Each record below should be written out again exactly as given.

::: Material shown :::

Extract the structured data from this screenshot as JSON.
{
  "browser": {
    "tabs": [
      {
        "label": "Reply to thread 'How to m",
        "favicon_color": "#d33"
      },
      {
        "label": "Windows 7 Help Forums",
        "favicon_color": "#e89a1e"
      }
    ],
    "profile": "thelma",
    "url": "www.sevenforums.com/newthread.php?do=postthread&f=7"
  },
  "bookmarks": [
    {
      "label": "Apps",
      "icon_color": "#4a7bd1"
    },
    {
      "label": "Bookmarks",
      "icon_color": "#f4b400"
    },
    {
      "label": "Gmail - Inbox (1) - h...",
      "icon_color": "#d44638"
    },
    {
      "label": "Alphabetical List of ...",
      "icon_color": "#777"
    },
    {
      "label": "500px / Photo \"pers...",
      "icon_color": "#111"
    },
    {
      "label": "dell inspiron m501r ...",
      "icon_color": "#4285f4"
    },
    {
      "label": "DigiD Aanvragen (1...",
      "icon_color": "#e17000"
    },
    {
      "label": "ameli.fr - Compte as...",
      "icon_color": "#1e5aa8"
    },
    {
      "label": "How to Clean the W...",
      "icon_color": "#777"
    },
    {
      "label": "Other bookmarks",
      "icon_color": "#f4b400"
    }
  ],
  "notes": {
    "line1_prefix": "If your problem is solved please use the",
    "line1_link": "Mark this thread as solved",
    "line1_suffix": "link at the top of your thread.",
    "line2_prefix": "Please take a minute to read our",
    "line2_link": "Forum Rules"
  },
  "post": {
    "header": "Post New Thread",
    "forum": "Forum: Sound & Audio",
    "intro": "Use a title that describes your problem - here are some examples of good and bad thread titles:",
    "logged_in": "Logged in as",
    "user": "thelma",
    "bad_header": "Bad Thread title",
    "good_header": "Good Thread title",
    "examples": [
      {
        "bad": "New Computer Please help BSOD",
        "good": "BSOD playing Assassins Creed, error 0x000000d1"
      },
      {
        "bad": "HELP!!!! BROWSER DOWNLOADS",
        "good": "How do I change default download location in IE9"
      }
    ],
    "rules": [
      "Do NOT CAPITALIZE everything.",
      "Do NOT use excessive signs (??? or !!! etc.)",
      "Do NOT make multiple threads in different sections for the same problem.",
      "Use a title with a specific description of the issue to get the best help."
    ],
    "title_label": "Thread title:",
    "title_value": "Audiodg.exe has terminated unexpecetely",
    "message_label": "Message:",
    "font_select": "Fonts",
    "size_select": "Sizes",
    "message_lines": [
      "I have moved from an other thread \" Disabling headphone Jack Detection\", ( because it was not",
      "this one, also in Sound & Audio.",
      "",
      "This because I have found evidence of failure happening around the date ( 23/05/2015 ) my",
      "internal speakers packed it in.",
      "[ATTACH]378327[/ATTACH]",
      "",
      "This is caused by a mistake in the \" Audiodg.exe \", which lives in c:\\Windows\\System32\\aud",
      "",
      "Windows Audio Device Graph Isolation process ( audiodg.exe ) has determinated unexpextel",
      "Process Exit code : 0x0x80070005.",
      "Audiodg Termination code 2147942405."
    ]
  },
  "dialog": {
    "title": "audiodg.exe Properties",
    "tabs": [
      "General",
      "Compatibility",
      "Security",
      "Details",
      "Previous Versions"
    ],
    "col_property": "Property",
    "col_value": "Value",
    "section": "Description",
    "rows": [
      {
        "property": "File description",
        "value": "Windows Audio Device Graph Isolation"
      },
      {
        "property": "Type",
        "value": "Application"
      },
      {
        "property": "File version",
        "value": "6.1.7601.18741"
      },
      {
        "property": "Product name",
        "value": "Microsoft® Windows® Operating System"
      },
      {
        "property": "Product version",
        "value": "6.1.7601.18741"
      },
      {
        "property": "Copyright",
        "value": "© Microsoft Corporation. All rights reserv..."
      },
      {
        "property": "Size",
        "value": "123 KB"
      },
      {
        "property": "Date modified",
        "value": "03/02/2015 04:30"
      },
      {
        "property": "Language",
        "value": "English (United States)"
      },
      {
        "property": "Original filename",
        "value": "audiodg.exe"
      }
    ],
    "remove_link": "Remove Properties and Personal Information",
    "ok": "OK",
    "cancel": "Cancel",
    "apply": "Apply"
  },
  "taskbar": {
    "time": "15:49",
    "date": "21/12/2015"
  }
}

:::

**Reply to the task**
Extract the structured data from this screenshot as JSON.
{
  "browser": {
    "tabs": [
      {
        "label": "Reply to thread 'How to m",
        "favicon_color": "#d33"
      },
      {
        "label": "Windows 7 Help Forums",
        "favicon_color": "#e89a1e"
      }
    ],
    "profile": "thelma",
    "url": "www.sevenforums.com/newthread.php?do=postthread&f=7"
  },
  "bookmarks": [
    {
      "label": "Apps",
      "icon_color": "#4a7bd1"
    },
    {
      "label": "Bookmarks",
      "icon_color": "#f4b400"
    },
    {
      "label": "Gmail - Inbox (1) - h...",
      "icon_color": "#d44638"
    },
    {
      "label": "Alphabetical List of ...",
      "icon_color": "#777"
    },
    {
      "label": "500px / Photo \"pers...",
      "icon_color": "#111"
    },
    {
      "label": "dell inspiron m501r ...",
      "icon_color": "#4285f4"
    },
    {
      "label": "DigiD Aanvragen (1...",
      "icon_color": "#e17000"
    },
    {
      "label": "ameli.fr - Compte as...",
      "icon_color": "#1e5aa8"
    },
    {
      "label": "How to Clean the W...",
      "icon_color": "#777"
    },
    {
      "label": "Other bookmarks",
      "icon_color": "#f4b400"
    }
  ],
  "notes": {
    "line1_prefix": "If your problem is solved please use the",
    "line1_link": "Mark this thread as solved",
    "line1_suffix": "link at the top of your thread.",
    "line2_prefix": "Please take a minute to read our",
    "line2_link": "Forum Rules"
  },
  "post": {
    "header": "Post New Thread",
    "forum": "Forum: Sound & Audio",
    "intro": "Use a title that describes your problem - here are some examples of good and bad thread titles:",
    "logged_in": "Logged in as",
    "user": "thelma",
    "bad_header": "Bad Thread title",
    "good_header": "Good Thread title",
    "examples": [
      {
        "bad": "New Computer Please help BSOD",
        "good": "BSOD playing Assassins Creed, error 0x000000d1"
      },
      {
        "bad": "HELP!!!! BROWSER DOWNLOADS",
        "good": "How do I change default download location in IE9"
      }
    ],
    "rules": [
      "Do NOT CAPITALIZE everything.",
      "Do NOT use excessive signs (??? or !!! etc.)",
      "Do NOT make multiple threads in different sections for the same problem.",
      "Use a title with a specific description of the issue to get the best help."
    ],
    "title_label": "Thread title:",
    "title_value": "Audiodg.exe has terminated unexpecetely",
    "message_label": "Message:",
    "font_select": "Fonts",
    "size_select": "Sizes",
    "message_lines": [
      "I have moved from an other thread \" Disabling headphone Jack Detection\", ( because it was not",
      "this one, also in Sound & Audio.",
      "",
      "This because I have found evidence of failure happening around the date ( 23/05/2015 ) my",
      "internal speakers packed it in.",
      "[ATTACH]378327[/ATTACH]",
      "",
      "This is caused by a mistake in the \" Audiodg.exe \", which lives in c:\\Windows\\System32\\aud",
      "",
      "Windows Audio Device Graph Isolation process ( audiodg.exe ) has determinated unexpextel",
      "Process Exit code : 0x0x80070005.",
      "Audiodg Termination code 2147942405."
    ]
  },
  "dialog": {
    "title": "audiodg.exe Properties",
    "tabs": [
      "General",
      "Compatibility",
      "Security",
      "Details",
      "Previous Versions"
    ],
    "col_property": "Property",
    "col_value": "Value",
    "section": "Description",
    "rows": [
      {
        "property": "File description",
        "value": "Windows Audio Device Graph Isolation"
      },
      {
        "property": "Type",
        "value": "Application"
      },
      {
        "property": "File version",
        "value": "6.1.7601.18741"
      },
      {
        "property": "Product name",
        "value": "Microsoft® Windows® Operating System"
      },
      {
        "property": "Product version",
        "value": "6.1.7601.18741"
      },
      {
        "property": "Copyright",
        "value": "© Microsoft Corporation. All rights reserv..."
      },
      {
        "property": "Size",
        "value": "123 KB"
      },
      {
        "property": "Date modified",
        "value": "03/02/2015 04:30"
      },
      {
        "property": "Language",
        "value": "English (United States)"
      },
      {
        "property": "Original filename",
        "value": "audiodg.exe"
      }
    ],
    "remove_link": "Remove Properties and Personal Information",
    "ok": "OK",
    "cancel": "Cancel",
    "apply": "Apply"
  },
  "taskbar": {
    "time": "15:49",
    "date": "21/12/2015"
  }
}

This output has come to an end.